The audit alleges that workers for the city’s Administration for Children’s Service, which oversees a program known as Close to Home, routinely failed to meet with children in the program and their families, or ensure that they were getting help from the providers who were contracted by the city. The program tries to house minors between 7 and 15 years old in residences near their relatives and schools instead of in far-off detention centers.
The agency “abdicated its responsibility to oversee this program and robbed hundreds of New York City children of the opportunity to get back on the right track,” New York City Comptroller Scott Stringer told The Associated Press. “It is outrageous that ACS has no idea if windows are locked, if children are receiving care or providers are doing their job. They are sounding a loud message that these kids don’t deserve the necessary follow-up.”

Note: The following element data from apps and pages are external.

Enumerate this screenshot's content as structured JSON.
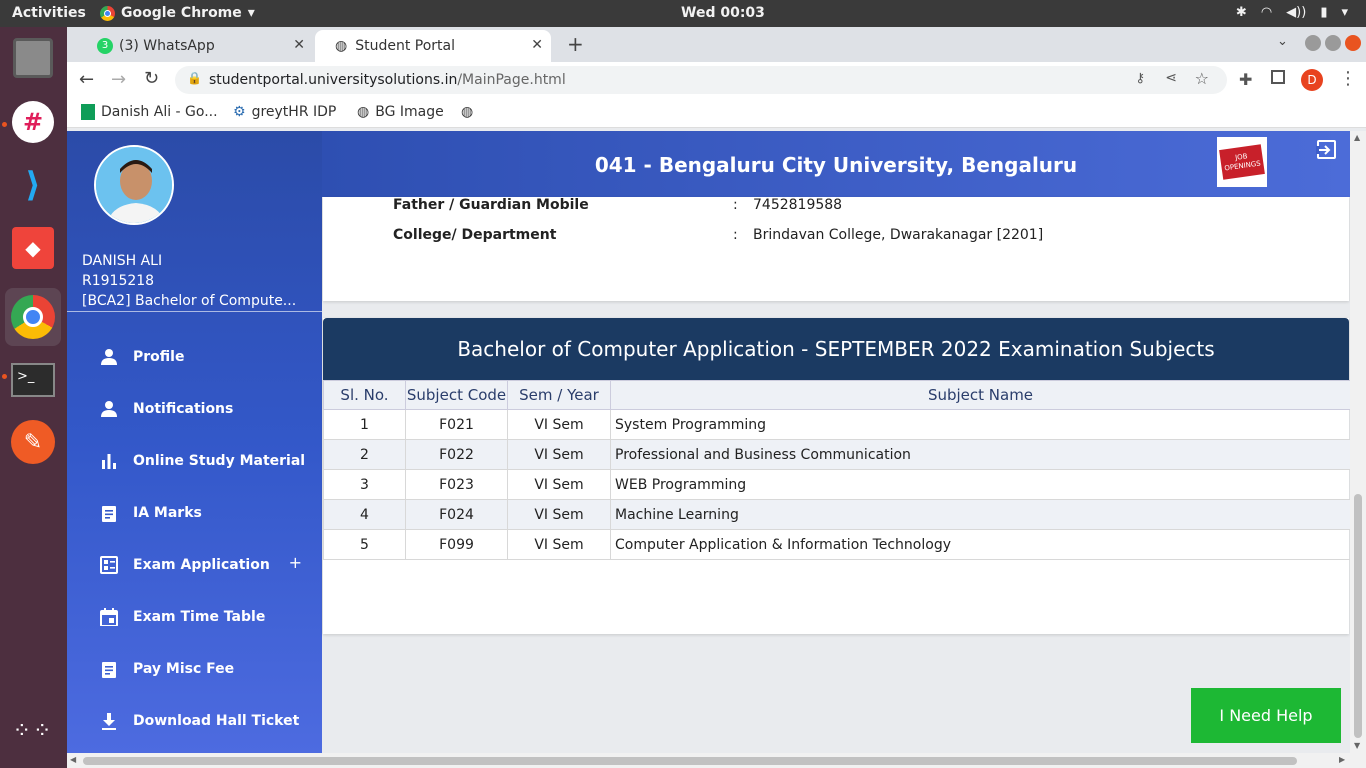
{
  "os": {
    "activities": "Activities",
    "app_name": "Google Chrome",
    "clock": "Wed 00:03"
  },
  "tabs": [
    {
      "label": "(3) WhatsApp",
      "badge": "3"
    },
    {
      "label": "Student Portal"
    }
  ],
  "address": {
    "domain": "studentportal.universitysolutions.in",
    "path": "/MainPage.html",
    "profile_initial": "D"
  },
  "bookmarks": [
    "Danish Ali - Go...",
    "greytHR IDP",
    "BG Image"
  ],
  "user": {
    "name": "DANISH ALI",
    "reg_no": "R1915218",
    "course": "[BCA2] Bachelor of Compute..."
  },
  "menu": [
    {
      "label": "Profile",
      "icon": "person-icon"
    },
    {
      "label": "Notifications",
      "icon": "person-icon"
    },
    {
      "label": "Online Study Material",
      "icon": "bar-chart-icon"
    },
    {
      "label": "IA Marks",
      "icon": "clipboard-icon"
    },
    {
      "label": "Exam Application",
      "icon": "form-icon",
      "expand": "+"
    },
    {
      "label": "Exam Time Table",
      "icon": "calendar-icon"
    },
    {
      "label": "Pay Misc Fee",
      "icon": "clipboard-icon"
    },
    {
      "label": "Download Hall Ticket",
      "icon": "download-icon"
    }
  ],
  "header": {
    "title": "041 - Bengaluru City University, Bengaluru",
    "jobs_text": "JOB OPENINGS"
  },
  "details": [
    {
      "key": "Father / Guardian Mobile",
      "sep": ":",
      "value": "7452819588"
    },
    {
      "key": "College/ Department",
      "sep": ":",
      "value": "Brindavan College, Dwarakanagar [2201]"
    }
  ],
  "subjects": {
    "title": "Bachelor of Computer Application - SEPTEMBER 2022 Examination Subjects",
    "columns": [
      "Sl. No.",
      "Subject Code",
      "Sem / Year",
      "Subject Name"
    ],
    "rows": [
      [
        "1",
        "F021",
        "VI Sem",
        "System Programming"
      ],
      [
        "2",
        "F022",
        "VI Sem",
        "Professional and Business Communication"
      ],
      [
        "3",
        "F023",
        "VI Sem",
        "WEB Programming"
      ],
      [
        "4",
        "F024",
        "VI Sem",
        "Machine Learning"
      ],
      [
        "5",
        "F099",
        "VI Sem",
        "Computer Application & Information Technology"
      ]
    ]
  },
  "help_button": "I Need Help"
}
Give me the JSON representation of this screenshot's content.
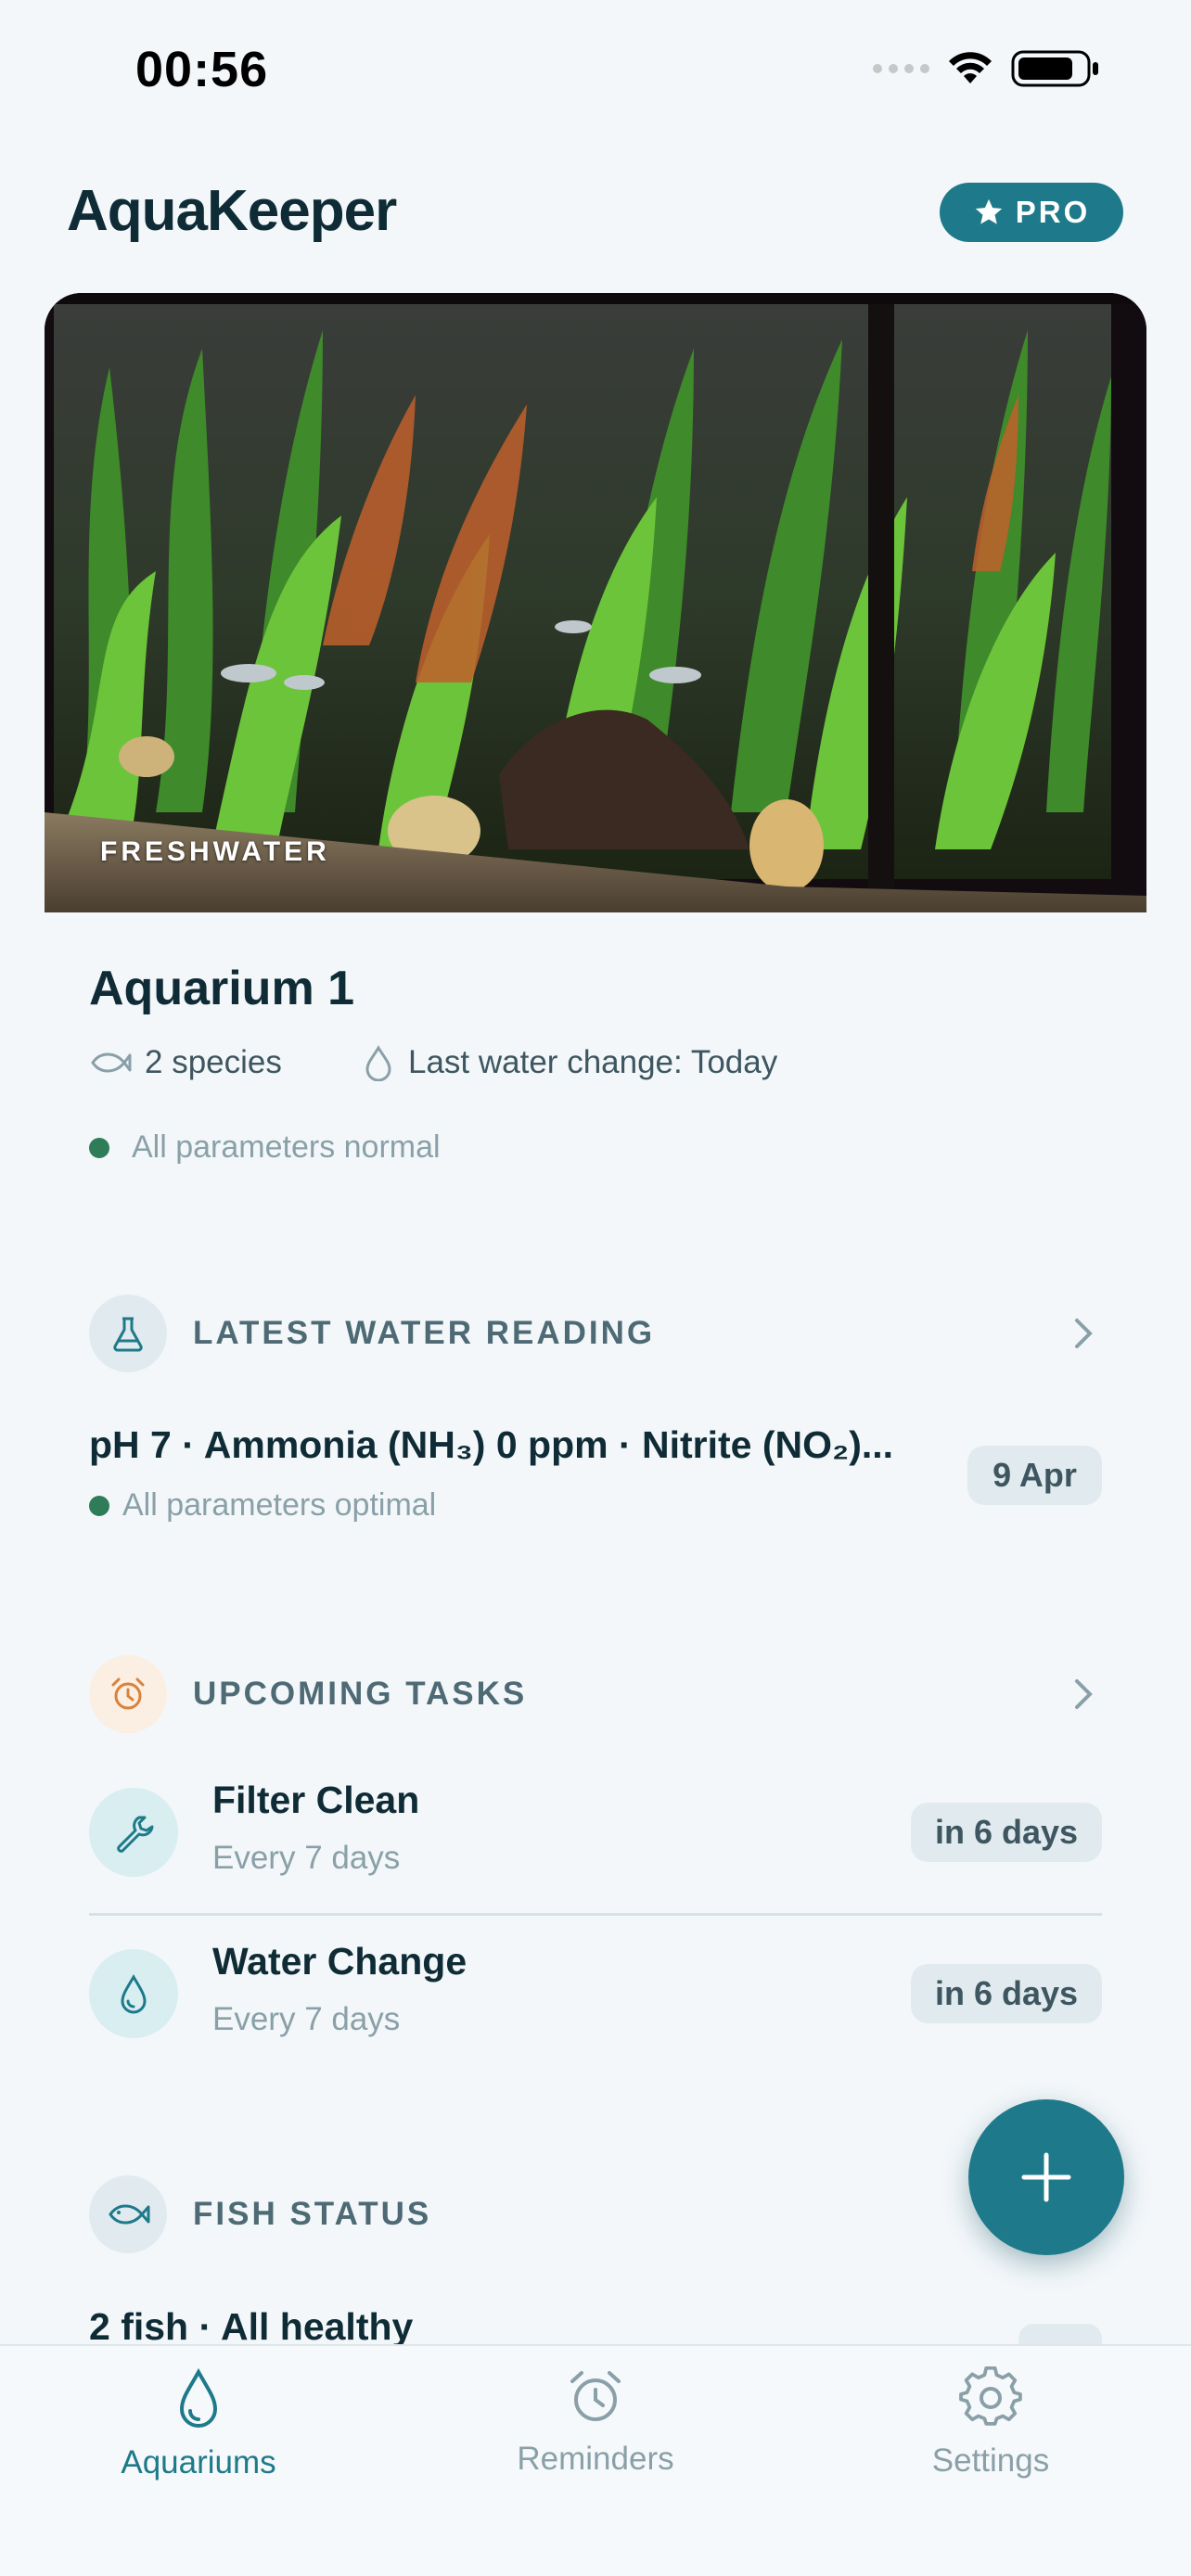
{
  "status_bar": {
    "time": "00:56"
  },
  "header": {
    "title": "AquaKeeper",
    "pro_label": "PRO"
  },
  "aquarium": {
    "type_tag": "FRESHWATER",
    "name": "Aquarium 1",
    "species": "2 species",
    "last_water_change": "Last water change: Today",
    "status": "All parameters normal"
  },
  "water_reading": {
    "title": "LATEST WATER READING",
    "summary": "pH 7 · Ammonia (NH₃) 0 ppm · Nitrite (NO₂)...",
    "status": "All parameters optimal",
    "date": "9 Apr"
  },
  "tasks": {
    "title": "UPCOMING TASKS",
    "items": [
      {
        "name": "Filter Clean",
        "frequency": "Every 7 days",
        "due": "in 6 days"
      },
      {
        "name": "Water Change",
        "frequency": "Every 7 days",
        "due": "in 6 days"
      }
    ]
  },
  "fish": {
    "title": "FISH STATUS",
    "summary": "2 fish · All healthy"
  },
  "tabbar": {
    "aquariums": "Aquariums",
    "reminders": "Reminders",
    "settings": "Settings"
  },
  "colors": {
    "accent": "#1e7a8a",
    "ok": "#2e7d58",
    "background": "#f3f7fa"
  }
}
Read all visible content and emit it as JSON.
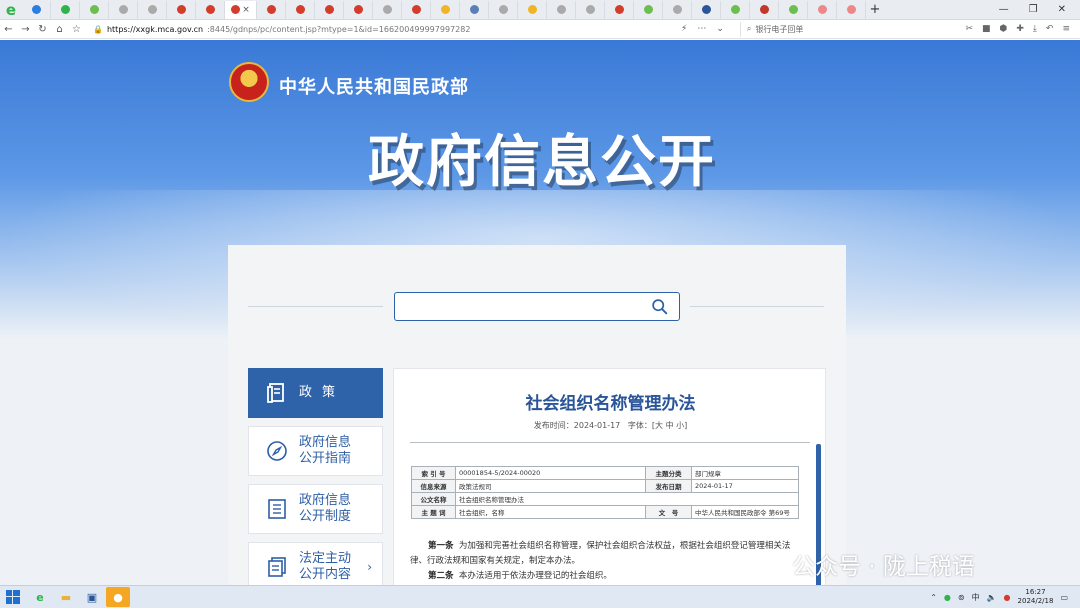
{
  "browser": {
    "url_host": "https://xxgk.mca.gov.cn",
    "url_rest": ":8445/gdnps/pc/content.jsp?mtype=1&id=166200499997997282",
    "search_text": "银行电子回单",
    "active_tab_close": "×",
    "new_tab": "+"
  },
  "header": {
    "ministry_name": "中华人民共和国民政部",
    "hero_title": "政府信息公开"
  },
  "search": {
    "placeholder": ""
  },
  "sidebar": {
    "items": [
      {
        "label": "政策"
      },
      {
        "label": "政府信息公开指南"
      },
      {
        "label": "政府信息公开制度"
      },
      {
        "label": "法定主动公开内容"
      }
    ],
    "arrow": "›"
  },
  "document": {
    "title": "社会组织名称管理办法",
    "publish_label": "发布时间：",
    "publish_date": "2024-01-17",
    "font_label": "字体：[大 中 小]",
    "meta": {
      "index_label": "索 引 号",
      "index_value": "00001854-5/2024-00020",
      "category_label": "主题分类",
      "category_value": "部门规章",
      "source_label": "信息来源",
      "source_value": "政策法规司",
      "date_label": "发布日期",
      "date_value": "2024-01-17",
      "name_label": "公文名称",
      "name_value": "社会组织名称管理办法",
      "keyword_label": "主 题 词",
      "keyword_value": "社会组织，名称",
      "docno_label": "文　号",
      "docno_value": "中华人民共和国民政部令 第69号"
    },
    "articles": [
      {
        "num": "第一条",
        "text": "为加强和完善社会组织名称管理，保护社会组织合法权益，根据社会组织登记管理相关法律、行政法规和国家有关规定，制定本办法。"
      },
      {
        "num": "第二条",
        "text": "本办法适用于依法办理登记的社会组织。"
      }
    ]
  },
  "watermark": {
    "text": "公众号 · 陇上税语"
  },
  "taskbar": {
    "time": "16:27",
    "date": "2024/2/18",
    "ime": "中"
  },
  "colors": {
    "accent": "#2f63a9",
    "title_blue": "#2a5599"
  }
}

Stringer said two-thirds of Close to Home group homes didn’t receive a single unannounced visit in 2014, even though workers were required to make both announced and unannounced visits to every site. He also alleged that workers often failed to make required phone calls and didn’t show up for required visits to check on the children.
“The safety of our young people -- and communities -- is paramount,’’ ACS Deputy Commissioner Jill Krauss said in a statement. “Over the past year, ACS has added experienced staff to monitor the safety of programs, enlisted the NYPD to assess security at all Close to Home sites, and, since 2013, we have shut down three programs that were unable to adhere to our standards.”
Last year, authorities arrested a worker at a now-closed Close to Home program group home after three teenage boys escaped on his watch and raped a woman. Prosecutors said the worker had made false entries in a group home logbook indicating he checked on the boys every half hour and that they were in their beds. Three additional group home staffers were arrested in April. They have all pleaded not guilty. The boys were charged as adults with raping a 33-year-old woman in Manhattan.